**What the exercise asks**
List each line of the data that holds the word "label".

**Data records**
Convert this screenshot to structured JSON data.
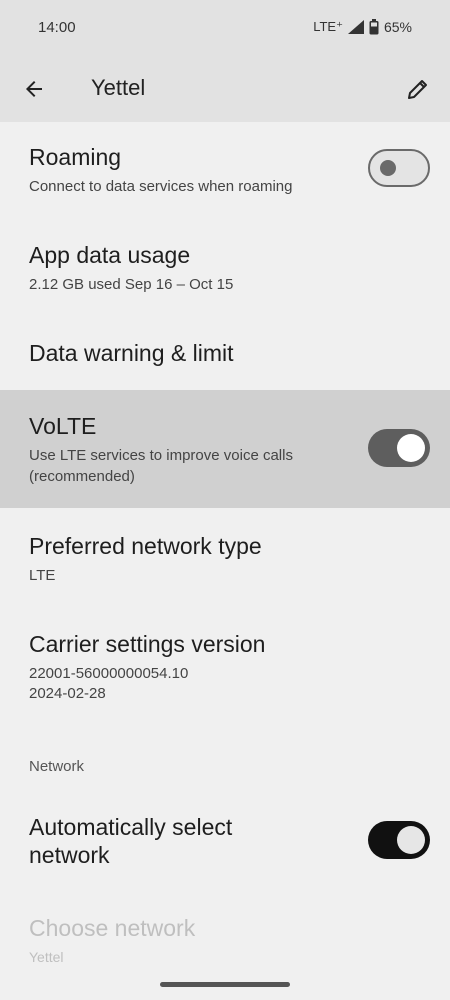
{
  "status_bar": {
    "time": "14:00",
    "network": "LTE⁺",
    "battery": "65%"
  },
  "app_bar": {
    "title": "Yettel"
  },
  "settings": {
    "roaming": {
      "title": "Roaming",
      "subtitle": "Connect to data services when roaming",
      "enabled": false
    },
    "app_data_usage": {
      "title": "App data usage",
      "subtitle": "2.12 GB used Sep 16 – Oct 15"
    },
    "data_warning": {
      "title": "Data warning & limit"
    },
    "volte": {
      "title": "VoLTE",
      "subtitle_line1": "Use LTE services to improve voice calls",
      "subtitle_line2": "(recommended)",
      "enabled": true
    },
    "preferred_network": {
      "title": "Preferred network type",
      "subtitle": "LTE"
    },
    "carrier_settings": {
      "title": "Carrier settings version",
      "subtitle_line1": "22001-56000000054.10",
      "subtitle_line2": "2024-02-28"
    }
  },
  "network_section": {
    "header": "Network",
    "auto_select": {
      "title_line1": "Automatically select",
      "title_line2": "network",
      "enabled": true
    },
    "choose_network": {
      "title": "Choose network",
      "subtitle": "Yettel",
      "disabled": true
    }
  }
}
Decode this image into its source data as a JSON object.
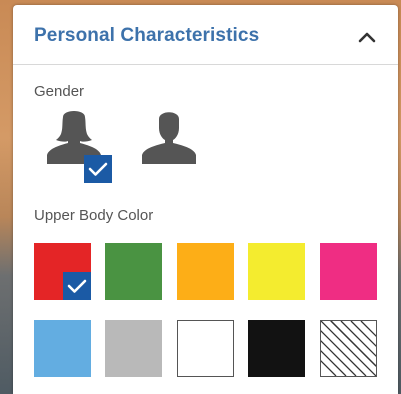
{
  "panel": {
    "title": "Personal Characteristics",
    "collapse_icon": "chevron-up-icon"
  },
  "gender": {
    "label": "Gender",
    "options": [
      {
        "name": "female",
        "icon": "female-person-icon",
        "selected": true
      },
      {
        "name": "male",
        "icon": "male-person-icon",
        "selected": false
      }
    ],
    "icon_color": "#555555",
    "check_color": "#1b5aa5"
  },
  "upper_body_color": {
    "label": "Upper Body Color",
    "swatches": [
      {
        "name": "red",
        "color": "#e42526",
        "selected": true
      },
      {
        "name": "green",
        "color": "#4a9342",
        "selected": false
      },
      {
        "name": "orange",
        "color": "#fdae17",
        "selected": false
      },
      {
        "name": "yellow",
        "color": "#f4ec2f",
        "selected": false
      },
      {
        "name": "pink",
        "color": "#ef2d83",
        "selected": false
      },
      {
        "name": "light-blue",
        "color": "#63ade1",
        "selected": false
      },
      {
        "name": "gray",
        "color": "#b9b9b9",
        "selected": false
      },
      {
        "name": "white",
        "color": "#ffffff",
        "selected": false
      },
      {
        "name": "black",
        "color": "#121212",
        "selected": false
      },
      {
        "name": "pattern",
        "color": "striped",
        "selected": false
      }
    ]
  },
  "colors": {
    "title": "#3d72ab",
    "label": "#555555",
    "divider": "#d8d8d8"
  }
}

**The completed task**
    "label": "Gender",
    "label": "Upper Body Color",
    "label": "#555555",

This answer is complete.